Read the records and gather each line that includes "this".

◆ **Stored items from a collection**
↓↓↓

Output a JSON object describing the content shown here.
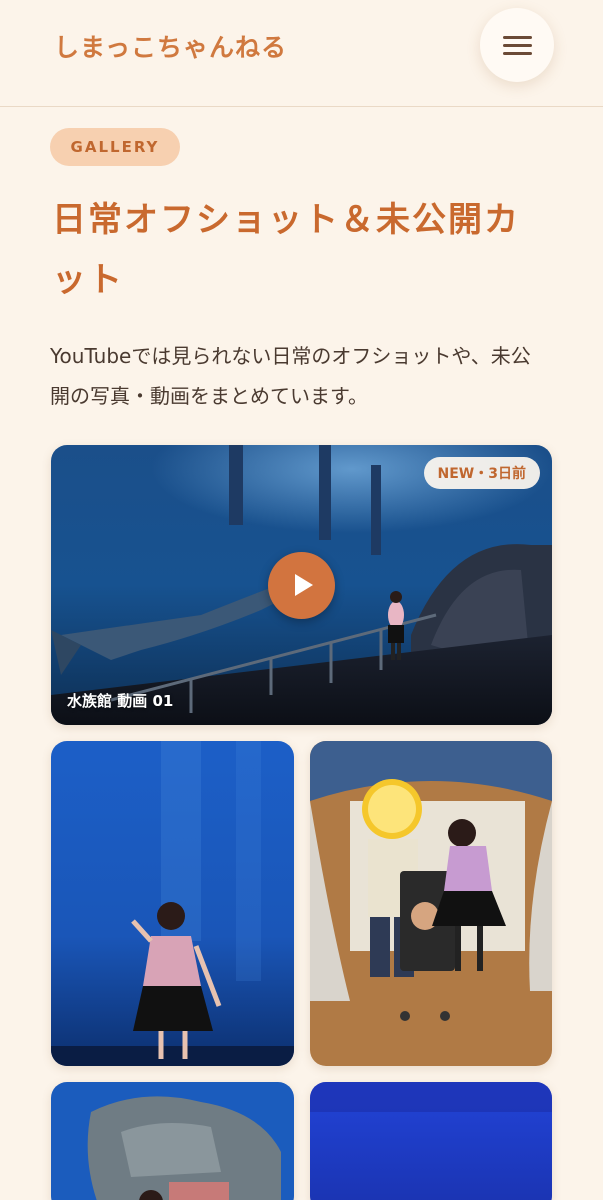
{
  "header": {
    "brand": "しまっこちゃんねる",
    "menu_icon": "hamburger-menu-icon"
  },
  "section": {
    "badge": "GALLERY",
    "title": "日常オフショット＆未公開カット",
    "description": "YouTubeでは見られない日常のオフショットや、未公開の写真・動画をまとめています。"
  },
  "gallery": {
    "featured": {
      "badge": "NEW・3日前",
      "caption": "水族館 動画 01",
      "play_icon": "play-icon"
    }
  },
  "colors": {
    "background": "#fcf4ea",
    "accent": "#d0793f",
    "badge_bg": "#f7d0b0",
    "text": "#4a3a30"
  }
}
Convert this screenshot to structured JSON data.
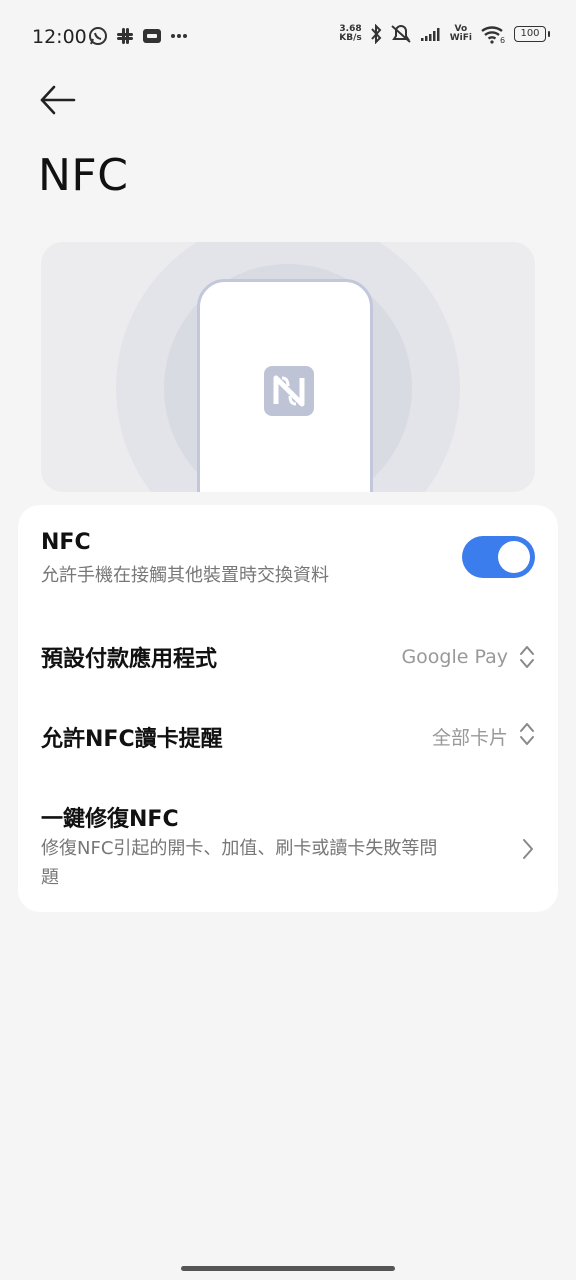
{
  "status_bar": {
    "time": "12:00",
    "net_speed_value": "3.68",
    "net_speed_unit": "KB/s",
    "vowifi_top": "Vo",
    "vowifi_bottom": "WiFi",
    "wifi_badge": "6",
    "battery": "100",
    "left_icons": [
      "whatsapp-icon",
      "slack-icon",
      "game-icon",
      "more-icon"
    ],
    "right_icons": [
      "bluetooth-icon",
      "mute-icon",
      "signal-icon",
      "vowifi-icon",
      "wifi-icon",
      "battery-icon"
    ]
  },
  "header": {
    "back_icon": "arrow-left-icon",
    "title": "NFC"
  },
  "illustration": {
    "logo_icon": "nfc-n-mark-icon",
    "colors": {
      "panel": "#ececef",
      "wave_outer": "#e3e4ea",
      "wave_inner": "#d9dbe3",
      "phone_border": "#c3c7dc",
      "logo": "#bfc3d6"
    }
  },
  "settings": {
    "nfc_toggle": {
      "title": "NFC",
      "subtitle": "允許手機在接觸其他裝置時交換資料",
      "state": "on",
      "color": "#3b7ded"
    },
    "default_payment": {
      "title": "預設付款應用程式",
      "value": "Google Pay",
      "icon": "up-down-chevron-icon"
    },
    "card_reader_alert": {
      "title": "允許NFC讀卡提醒",
      "value": "全部卡片",
      "icon": "up-down-chevron-icon"
    },
    "one_click_repair": {
      "title": "一鍵修復NFC",
      "subtitle_line1": "修復NFC引起的開卡、加值、刷卡或讀卡失敗等問",
      "subtitle_line2": "題",
      "icon": "chevron-right-icon"
    }
  }
}
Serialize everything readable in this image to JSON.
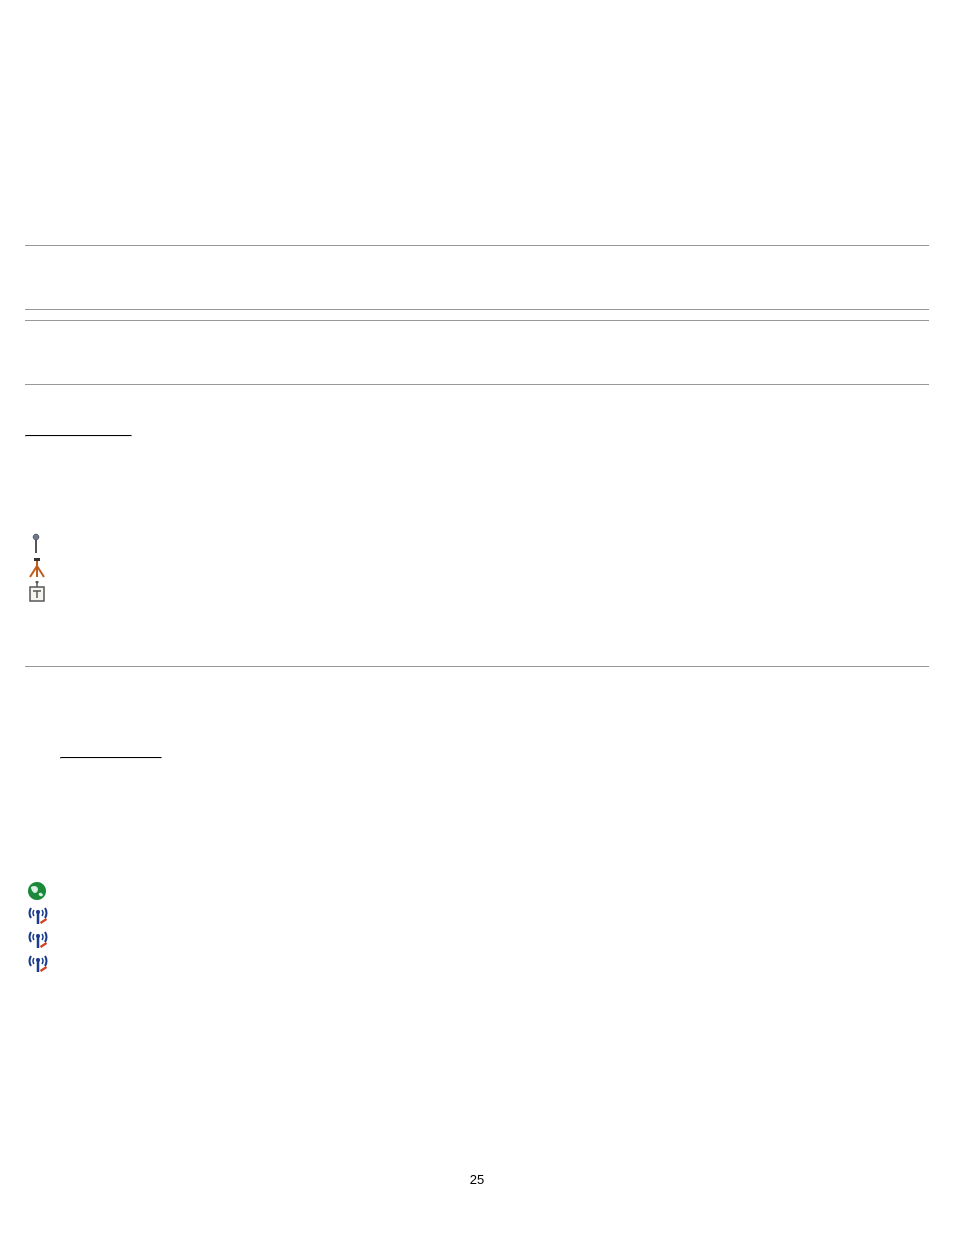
{
  "page_number": "25",
  "icons_group_1": [
    {
      "name": "pin-icon"
    },
    {
      "name": "tripod-icon"
    },
    {
      "name": "box-t-icon"
    }
  ],
  "icons_group_2": [
    {
      "name": "globe-icon"
    },
    {
      "name": "antenna-icon-1"
    },
    {
      "name": "antenna-icon-2"
    },
    {
      "name": "antenna-icon-3"
    }
  ]
}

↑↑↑

◆ **WRITTEN ANSWER**
Convert this screenshot to structured JSON data.
Serialize everything readable in this image to JSON.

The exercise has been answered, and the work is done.